[BRIEF]
Going through the entries, how many lines include the string "sample"? Answer only with the number.

[MATERIAL SHOWN]
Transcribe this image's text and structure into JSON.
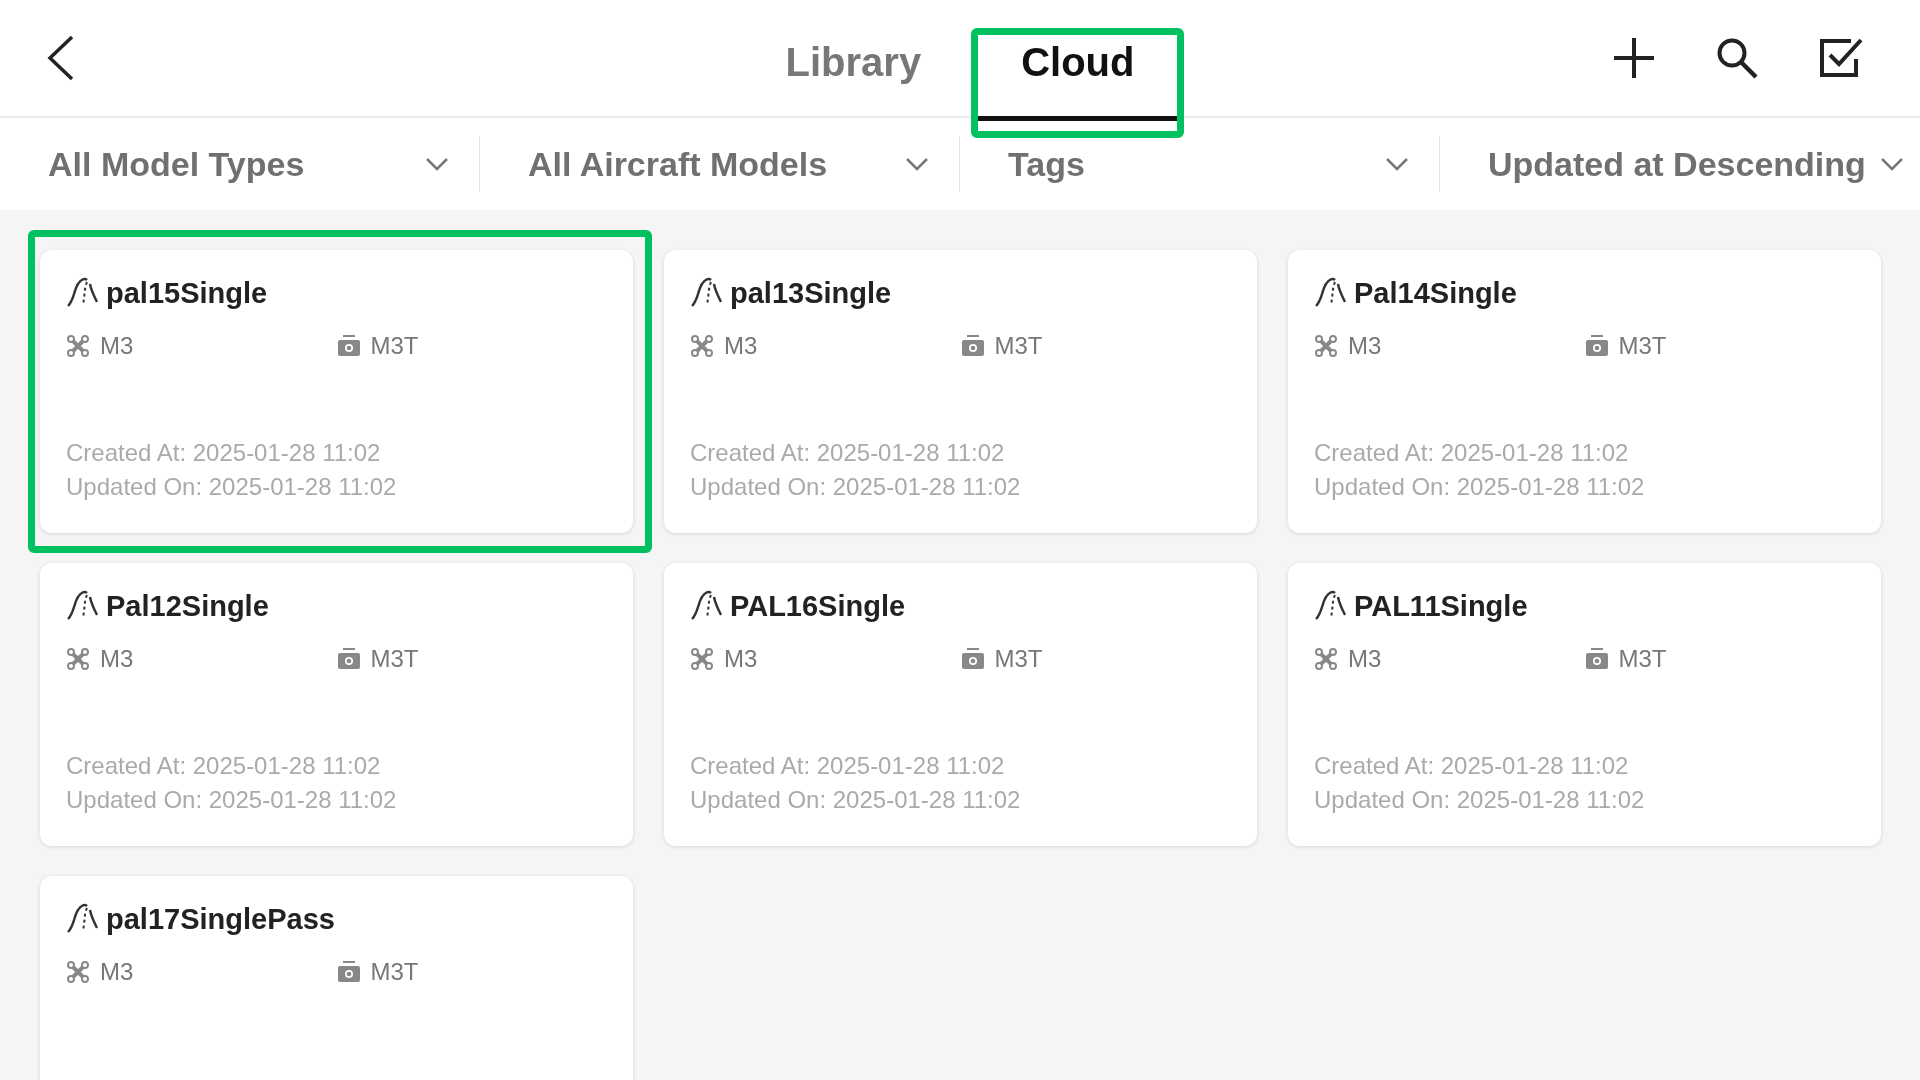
{
  "tabs": [
    {
      "label": "Library",
      "selected": false,
      "highlighted": false
    },
    {
      "label": "Cloud",
      "selected": true,
      "highlighted": true
    }
  ],
  "filters": [
    {
      "label": "All Model Types"
    },
    {
      "label": "All Aircraft Models"
    },
    {
      "label": "Tags"
    },
    {
      "label": "Updated at Descending"
    }
  ],
  "routes": [
    {
      "name": "pal15Single",
      "aircraft": "M3",
      "payload": "M3T",
      "created": "Created At: 2025-01-28 11:02",
      "updated": "Updated On: 2025-01-28 11:02",
      "highlighted": true
    },
    {
      "name": "pal13Single",
      "aircraft": "M3",
      "payload": "M3T",
      "created": "Created At: 2025-01-28 11:02",
      "updated": "Updated On: 2025-01-28 11:02",
      "highlighted": false
    },
    {
      "name": "Pal14Single",
      "aircraft": "M3",
      "payload": "M3T",
      "created": "Created At: 2025-01-28 11:02",
      "updated": "Updated On: 2025-01-28 11:02",
      "highlighted": false
    },
    {
      "name": "Pal12Single",
      "aircraft": "M3",
      "payload": "M3T",
      "created": "Created At: 2025-01-28 11:02",
      "updated": "Updated On: 2025-01-28 11:02",
      "highlighted": false
    },
    {
      "name": "PAL16Single",
      "aircraft": "M3",
      "payload": "M3T",
      "created": "Created At: 2025-01-28 11:02",
      "updated": "Updated On: 2025-01-28 11:02",
      "highlighted": false
    },
    {
      "name": "PAL11Single",
      "aircraft": "M3",
      "payload": "M3T",
      "created": "Created At: 2025-01-28 11:02",
      "updated": "Updated On: 2025-01-28 11:02",
      "highlighted": false
    },
    {
      "name": "pal17SinglePass",
      "aircraft": "M3",
      "payload": "M3T",
      "highlighted": false
    }
  ]
}
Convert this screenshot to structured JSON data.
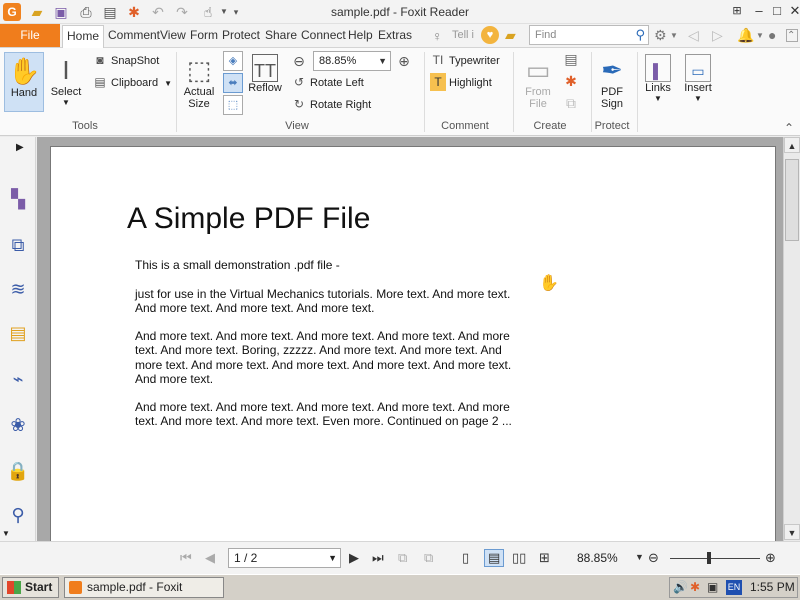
{
  "window": {
    "title": "sample.pdf - Foxit Reader"
  },
  "menu": {
    "file": "File",
    "tabs": [
      "Home",
      "Comment",
      "View",
      "Form",
      "Protect",
      "Share",
      "Connect",
      "Help",
      "Extras"
    ],
    "tell_me": "Tell i",
    "find_placeholder": "Find"
  },
  "ribbon": {
    "tools": {
      "hand": "Hand",
      "select": "Select",
      "snapshot": "SnapShot",
      "clipboard": "Clipboard",
      "label": "Tools"
    },
    "view": {
      "actual_size_1": "Actual",
      "actual_size_2": "Size",
      "reflow": "Reflow",
      "zoom": "88.85%",
      "rotate_left": "Rotate Left",
      "rotate_right": "Rotate Right",
      "label": "View"
    },
    "comment": {
      "typewriter": "Typewriter",
      "highlight": "Highlight",
      "label": "Comment"
    },
    "create": {
      "from_file_1": "From",
      "from_file_2": "File",
      "label": "Create"
    },
    "protect": {
      "pdf_sign_1": "PDF",
      "pdf_sign_2": "Sign",
      "label": "Protect"
    },
    "links": "Links",
    "insert": "Insert"
  },
  "document": {
    "title": "A Simple PDF File",
    "paragraphs": [
      "This is a small demonstration .pdf file -",
      "just for use in the Virtual Mechanics tutorials. More text. And more text. And more text. And more text. And more text.",
      "And more text. And more text. And more text. And more text. And more text. And more text. Boring, zzzzz. And more text. And more text. And more text. And more text. And more text. And more text. And more text. And more text.",
      "And more text. And more text. And more text. And more text. And more text. And more text. And more text. Even more. Continued on page 2 ..."
    ]
  },
  "status": {
    "page": "1 / 2",
    "zoom": "88.85%"
  },
  "taskbar": {
    "start": "Start",
    "task": "sample.pdf - Foxit Reader",
    "lang": "EN",
    "time": "1:55 PM"
  }
}
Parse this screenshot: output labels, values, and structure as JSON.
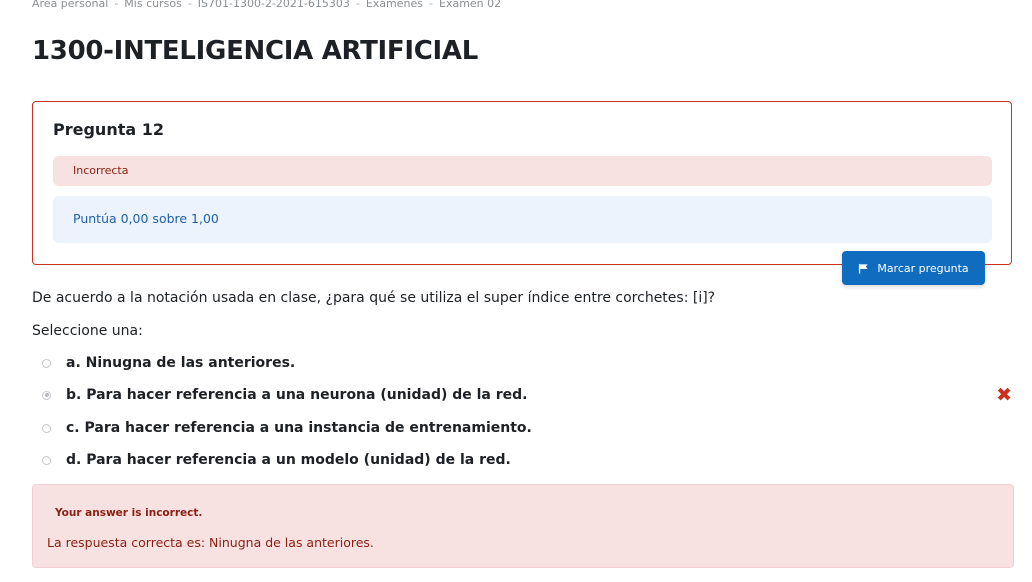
{
  "breadcrumb": [
    "Área personal",
    "Mis cursos",
    "IS701-1300-2-2021-615303",
    "Exámenes",
    "Examen 02"
  ],
  "breadcrumb_separator": "-",
  "page_title": "1300-INTELIGENCIA ARTIFICIAL",
  "question": {
    "heading": "Pregunta 12",
    "state": "Incorrecta",
    "grade": "Puntúa 0,00 sobre 1,00",
    "flag_label": "Marcar pregunta",
    "text": "De acuerdo a la notación usada en clase, ¿para qué se utiliza el super índice entre corchetes: [i]?",
    "prompt": "Seleccione una:",
    "options": [
      {
        "label": "a. Ninugna de las anteriores."
      },
      {
        "label": "b. Para hacer referencia a una neurona (unidad) de la red."
      },
      {
        "label": "c. Para hacer referencia a una instancia de entrenamiento."
      },
      {
        "label": "d. Para hacer referencia a un modelo (unidad) de la red."
      }
    ],
    "selected_option": "b",
    "wrong_mark": "✖"
  },
  "feedback": {
    "status": "Your answer is incorrect.",
    "correct_answer": "La respuesta correcta es: Ninugna de las anteriores."
  },
  "colors": {
    "border_incorrect": "#ca3120",
    "state_bg": "#f8e1e1",
    "grade_bg": "#ecf3fd",
    "primary_button": "#0f6cbf"
  },
  "icons": {
    "flag": "flag-icon",
    "wrong": "times-icon",
    "radio": "radio-icon"
  }
}
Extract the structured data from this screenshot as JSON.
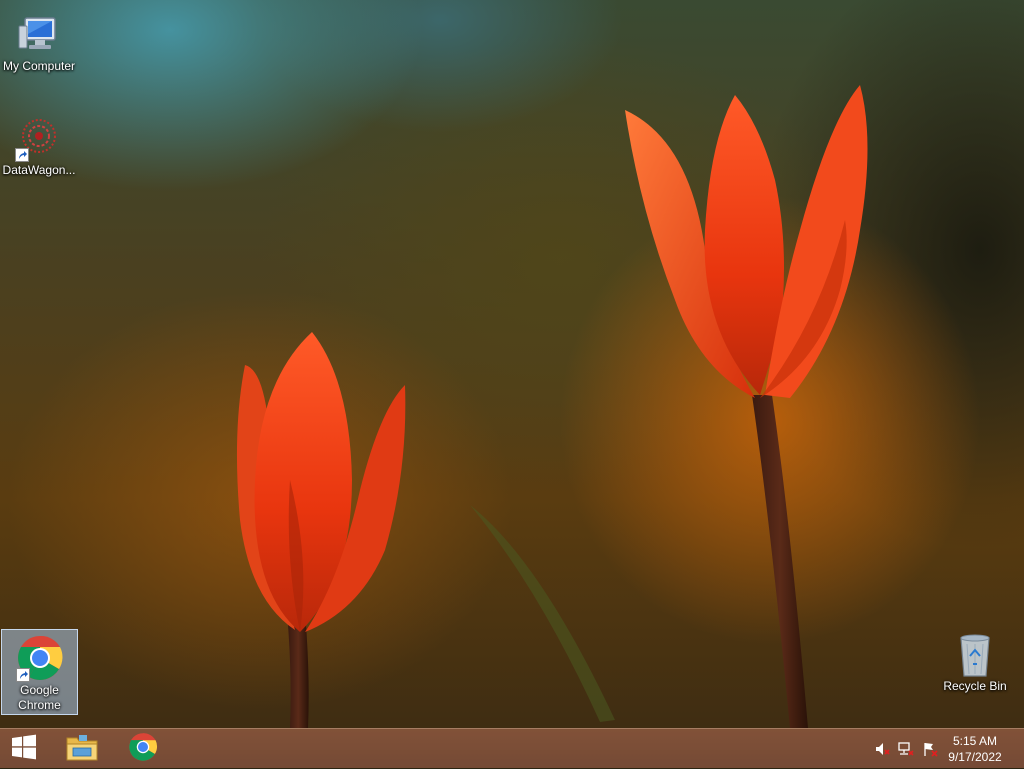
{
  "desktop": {
    "icons": [
      {
        "label": "My Computer",
        "icon": "computer-icon"
      },
      {
        "label": "DataWagon...",
        "icon": "datawagon-icon"
      },
      {
        "label": "Google Chrome",
        "icon": "chrome-icon"
      },
      {
        "label": "Recycle Bin",
        "icon": "recycle-bin-icon"
      }
    ]
  },
  "taskbar": {
    "buttons": [
      {
        "name": "Start",
        "icon": "windows-logo-icon"
      },
      {
        "name": "File Explorer",
        "icon": "folder-icon"
      },
      {
        "name": "Google Chrome",
        "icon": "chrome-icon"
      }
    ],
    "tray": {
      "icons": [
        "speaker-muted-icon",
        "network-icon",
        "action-center-flag-icon"
      ],
      "time": "5:15 AM",
      "date": "9/17/2022"
    }
  },
  "colors": {
    "taskbar": "#7e4f3a",
    "tulip": "#f0401a",
    "selection": "#aac8eb"
  }
}
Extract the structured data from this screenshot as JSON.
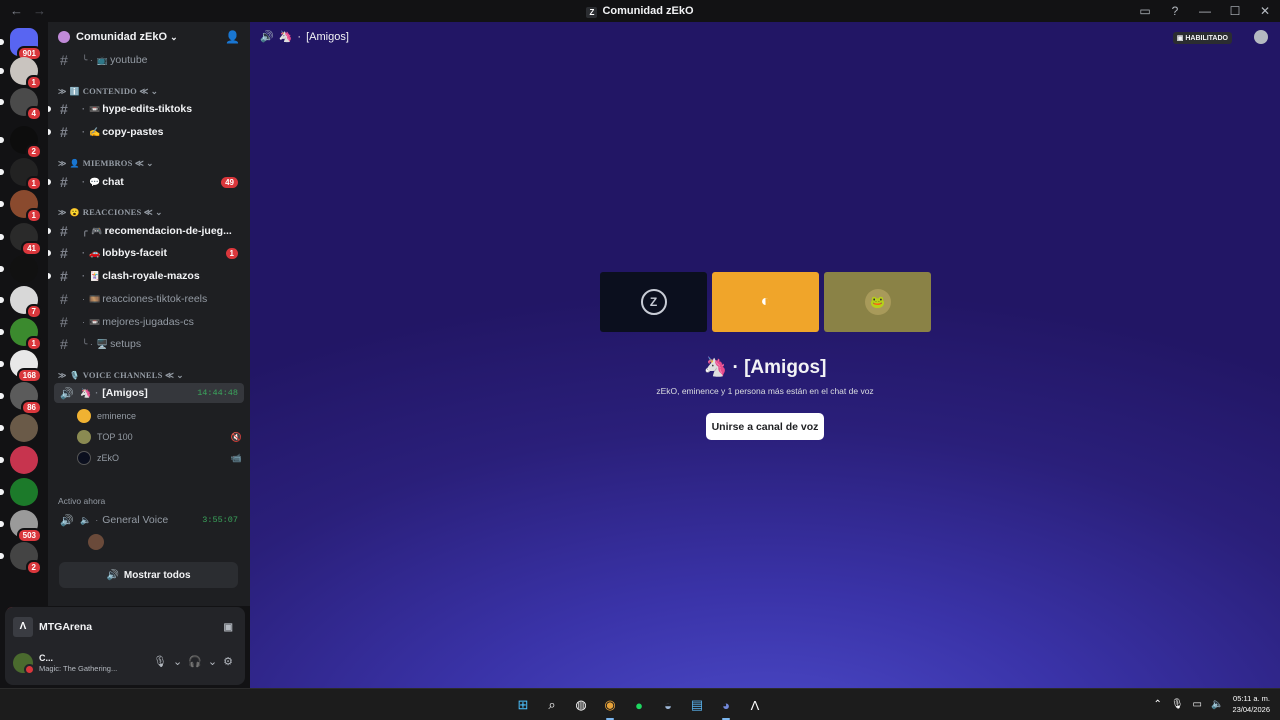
{
  "titlebar": {
    "title": "Comunidad zEkO",
    "back": "←",
    "forward": "→",
    "controls": [
      "▭",
      "?",
      "—",
      "☐",
      "✕"
    ]
  },
  "guilds": [
    {
      "badge": "901",
      "color": "#5865f2",
      "icon": "discord-home-icon"
    },
    {
      "badge": "1",
      "color": "#c9c4bf"
    },
    {
      "badge": "4",
      "color": "#4a4a4a"
    },
    {
      "badge": "2",
      "color": "#0d0d0d"
    },
    {
      "badge": "1",
      "color": "#222222"
    },
    {
      "badge": "1",
      "color": "#8a4a2e"
    },
    {
      "badge": "41",
      "color": "#2a2a2a"
    },
    {
      "badge": "",
      "color": "#111111"
    },
    {
      "badge": "7",
      "color": "#d8d8d8"
    },
    {
      "badge": "1",
      "color": "#3b8a2e"
    },
    {
      "badge": "168",
      "color": "#e8e8e8"
    },
    {
      "badge": "86",
      "color": "#5b5b5b"
    },
    {
      "badge": "",
      "color": "#6a5a48"
    },
    {
      "badge": "",
      "color": "#c7344e"
    },
    {
      "badge": "",
      "color": "#1c7a2a"
    },
    {
      "badge": "503",
      "color": "#9a9a9a"
    },
    {
      "badge": "2",
      "color": "#444444"
    }
  ],
  "nuevo": "NUEVO",
  "sidebar": {
    "server_name": "Comunidad zEkO",
    "channels_top": [
      {
        "name": "youtube",
        "icon": "📺",
        "unread": false,
        "thread": true
      }
    ],
    "categories": [
      {
        "name": "CONTENIDO",
        "icon": "ℹ️",
        "suffix": "≪ ⌄"
      },
      {
        "name": "MIEMBROS",
        "icon": "👤",
        "suffix": "≪ ⌄"
      },
      {
        "name": "REACCIONES",
        "icon": "😮",
        "suffix": "≪ ⌄"
      },
      {
        "name": "VOICE CHANNELS",
        "icon": "🎙️",
        "suffix": "≪ ⌄"
      }
    ],
    "channels": [
      {
        "name": "hype-edits-tiktoks",
        "icon": "📼",
        "unread": true
      },
      {
        "name": "copy-pastes",
        "icon": "✍️",
        "unread": true
      },
      {
        "name": "chat",
        "icon": "💬",
        "unread": true,
        "badge": "49"
      },
      {
        "name": "recomendacion-de-jueg...",
        "icon": "🎮",
        "unread": true
      },
      {
        "name": "lobbys-faceit",
        "icon": "🚗",
        "unread": true,
        "badge": "1"
      },
      {
        "name": "clash-royale-mazos",
        "icon": "🃏",
        "unread": true
      },
      {
        "name": "reacciones-tiktok-reels",
        "icon": "🎞️",
        "unread": false
      },
      {
        "name": "mejores-jugadas-cs",
        "icon": "📼",
        "unread": false
      },
      {
        "name": "setups",
        "icon": "🖥️",
        "unread": false
      }
    ],
    "voice_channel": {
      "name": "[Amigos]",
      "icon": "🦄",
      "timer": "14:44:48"
    },
    "voice_users": [
      {
        "name": "eminence",
        "color": "#f0b232",
        "right_icon": ""
      },
      {
        "name": "TOP 100",
        "color": "#8a8a52",
        "right_icon": "🔇"
      },
      {
        "name": "zEkO",
        "color": "#0b0f1e",
        "right_icon": "📹"
      }
    ],
    "activo_label": "Activo ahora",
    "active_voice": {
      "name": "General Voice",
      "timer": "3:55:07"
    },
    "mostrar_label": "Mostrar todos"
  },
  "panel": {
    "game": "MTGArena",
    "user_name": "C...",
    "user_status": "Magic: The Gathering..."
  },
  "main": {
    "channel_title": "[Amigos]",
    "habilitado": "HABILITADO",
    "subtitle": "zEkO, eminence y 1 persona más están en el chat de voz",
    "join_button": "Unirse a canal de voz",
    "tiles": [
      {
        "color": "#0b0f1e",
        "avatar_color": "#0b0f1e",
        "glyph": "Z"
      },
      {
        "color": "#f0a52a",
        "avatar_color": "#f0a52a",
        "glyph": "◐"
      },
      {
        "color": "#8a8246",
        "avatar_color": "#a89a5a",
        "glyph": "🐸"
      }
    ]
  },
  "taskbar": {
    "icons": [
      "start-icon",
      "search-icon",
      "tool-icon",
      "chrome-icon",
      "spotify-icon",
      "steam-icon",
      "notepad-icon",
      "discord-icon",
      "arena-icon"
    ],
    "time": "05:11 a. m.",
    "date": "23/04/2026"
  }
}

[OUTPUT FOR THIS TASK]
2